Content starts
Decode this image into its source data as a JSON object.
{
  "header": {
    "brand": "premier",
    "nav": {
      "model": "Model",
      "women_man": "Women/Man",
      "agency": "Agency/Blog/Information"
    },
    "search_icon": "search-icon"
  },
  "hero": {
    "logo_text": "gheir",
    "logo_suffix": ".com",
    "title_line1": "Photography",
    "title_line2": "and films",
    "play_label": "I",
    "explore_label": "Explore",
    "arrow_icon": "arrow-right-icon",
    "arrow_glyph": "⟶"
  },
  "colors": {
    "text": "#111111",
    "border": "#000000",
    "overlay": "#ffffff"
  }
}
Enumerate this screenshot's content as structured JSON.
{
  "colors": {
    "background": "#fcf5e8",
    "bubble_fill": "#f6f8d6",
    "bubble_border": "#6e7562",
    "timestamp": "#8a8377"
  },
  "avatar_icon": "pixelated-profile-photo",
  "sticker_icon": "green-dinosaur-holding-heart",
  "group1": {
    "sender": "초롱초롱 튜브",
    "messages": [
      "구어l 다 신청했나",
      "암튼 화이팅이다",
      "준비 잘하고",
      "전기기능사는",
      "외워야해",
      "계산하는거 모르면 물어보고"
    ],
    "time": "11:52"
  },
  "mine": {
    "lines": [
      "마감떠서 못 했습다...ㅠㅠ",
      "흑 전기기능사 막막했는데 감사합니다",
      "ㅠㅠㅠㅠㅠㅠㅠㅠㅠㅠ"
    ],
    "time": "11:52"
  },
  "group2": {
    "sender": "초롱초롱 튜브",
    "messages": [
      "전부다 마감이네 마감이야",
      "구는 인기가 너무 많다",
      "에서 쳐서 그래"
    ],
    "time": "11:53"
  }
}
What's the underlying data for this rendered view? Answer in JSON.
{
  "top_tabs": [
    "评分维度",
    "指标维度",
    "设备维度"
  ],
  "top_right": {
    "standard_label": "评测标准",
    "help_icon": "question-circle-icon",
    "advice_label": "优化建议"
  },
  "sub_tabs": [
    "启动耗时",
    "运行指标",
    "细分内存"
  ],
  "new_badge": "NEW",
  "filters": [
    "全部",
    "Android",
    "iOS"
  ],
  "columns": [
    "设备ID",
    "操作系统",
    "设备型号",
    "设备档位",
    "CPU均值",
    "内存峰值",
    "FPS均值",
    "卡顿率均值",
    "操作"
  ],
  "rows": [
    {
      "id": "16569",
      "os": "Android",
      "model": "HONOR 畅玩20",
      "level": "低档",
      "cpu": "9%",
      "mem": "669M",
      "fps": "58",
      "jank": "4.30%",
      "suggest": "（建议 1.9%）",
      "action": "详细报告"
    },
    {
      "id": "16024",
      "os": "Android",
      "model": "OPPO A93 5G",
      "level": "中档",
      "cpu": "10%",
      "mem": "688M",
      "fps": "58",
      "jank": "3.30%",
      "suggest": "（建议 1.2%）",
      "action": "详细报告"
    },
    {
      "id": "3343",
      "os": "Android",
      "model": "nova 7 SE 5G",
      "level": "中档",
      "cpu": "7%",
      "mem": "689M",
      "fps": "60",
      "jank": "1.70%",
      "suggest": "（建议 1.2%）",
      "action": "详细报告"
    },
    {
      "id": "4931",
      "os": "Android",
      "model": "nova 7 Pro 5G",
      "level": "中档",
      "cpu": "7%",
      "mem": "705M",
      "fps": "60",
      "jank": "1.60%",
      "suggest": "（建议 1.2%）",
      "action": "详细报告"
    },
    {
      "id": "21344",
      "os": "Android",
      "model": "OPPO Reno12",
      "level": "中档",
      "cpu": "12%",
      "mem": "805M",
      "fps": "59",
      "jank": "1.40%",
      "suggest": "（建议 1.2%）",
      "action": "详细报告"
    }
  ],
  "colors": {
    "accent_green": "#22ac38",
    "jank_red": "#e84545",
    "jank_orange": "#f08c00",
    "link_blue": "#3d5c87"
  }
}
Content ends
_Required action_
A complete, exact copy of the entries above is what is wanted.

_Written answer_
Decode this image into its source data as a JSON object.
{
  "header": {
    "brand": "premier",
    "nav": {
      "model": "Model",
      "women_man": "Women/Man",
      "agency": "Agency/Blog/Information"
    },
    "search_icon": "search-icon"
  },
  "hero": {
    "logo_text": "gheir",
    "logo_suffix": ".com",
    "title_line1": "Photography",
    "title_line2": "and films",
    "play_label": "I",
    "explore_label": "Explore",
    "arrow_icon": "arrow-right-icon",
    "arrow_glyph": "⟶"
  },
  "colors": {
    "text": "#111111",
    "border": "#000000",
    "overlay": "#ffffff"
  }
}
Enumerate this screenshot's content as structured JSON.
{
  "colors": {
    "background": "#fcf5e8",
    "bubble_fill": "#f6f8d6",
    "bubble_border": "#6e7562",
    "timestamp": "#8a8377"
  },
  "avatar_icon": "pixelated-profile-photo",
  "sticker_icon": "green-dinosaur-holding-heart",
  "group1": {
    "sender": "초롱초롱 튜브",
    "messages": [
      "구어l 다 신청했나",
      "암튼 화이팅이다",
      "준비 잘하고",
      "전기기능사는",
      "외워야해",
      "계산하는거 모르면 물어보고"
    ],
    "time": "11:52"
  },
  "mine": {
    "lines": [
      "마감떠서 못 했습다...ㅠㅠ",
      "흑 전기기능사 막막했는데 감사합니다",
      "ㅠㅠㅠㅠㅠㅠㅠㅠㅠㅠ"
    ],
    "time": "11:52"
  },
  "group2": {
    "sender": "초롱초롱 튜브",
    "messages": [
      "전부다 마감이네 마감이야",
      "구는 인기가 너무 많다",
      "에서 쳐서 그래"
    ],
    "time": "11:53"
  }
}
What's the underlying data for this rendered view? Answer in JSON.
{
  "top_tabs": [
    "评分维度",
    "指标维度",
    "设备维度"
  ],
  "top_right": {
    "standard_label": "评测标准",
    "help_icon": "question-circle-icon",
    "advice_label": "优化建议"
  },
  "sub_tabs": [
    "启动耗时",
    "运行指标",
    "细分内存"
  ],
  "new_badge": "NEW",
  "filters": [
    "全部",
    "Android",
    "iOS"
  ],
  "columns": [
    "设备ID",
    "操作系统",
    "设备型号",
    "设备档位",
    "CPU均值",
    "内存峰值",
    "FPS均值",
    "卡顿率均值",
    "操作"
  ],
  "rows": [
    {
      "id": "16569",
      "os": "Android",
      "model": "HONOR 畅玩20",
      "level": "低档",
      "cpu": "9%",
      "mem": "669M",
      "fps": "58",
      "jank": "4.30%",
      "suggest": "（建议 1.9%）",
      "action": "详细报告"
    },
    {
      "id": "16024",
      "os": "Android",
      "model": "OPPO A93 5G",
      "level": "中档",
      "cpu": "10%",
      "mem": "688M",
      "fps": "58",
      "jank": "3.30%",
      "suggest": "（建议 1.2%）",
      "action": "详细报告"
    },
    {
      "id": "3343",
      "os": "Android",
      "model": "nova 7 SE 5G",
      "level": "中档",
      "cpu": "7%",
      "mem": "689M",
      "fps": "60",
      "jank": "1.70%",
      "suggest": "（建议 1.2%）",
      "action": "详细报告"
    },
    {
      "id": "4931",
      "os": "Android",
      "model": "nova 7 Pro 5G",
      "level": "中档",
      "cpu": "7%",
      "mem": "705M",
      "fps": "60",
      "jank": "1.60%",
      "suggest": "（建议 1.2%）",
      "action": "详细报告"
    },
    {
      "id": "21344",
      "os": "Android",
      "model": "OPPO Reno12",
      "level": "中档",
      "cpu": "12%",
      "mem": "805M",
      "fps": "59",
      "jank": "1.40%",
      "suggest": "（建议 1.2%）",
      "action": "详细报告"
    }
  ],
  "colors": {
    "accent_green": "#22ac38",
    "jank_red": "#e84545",
    "jank_orange": "#f08c00",
    "link_blue": "#3d5c87"
  }
}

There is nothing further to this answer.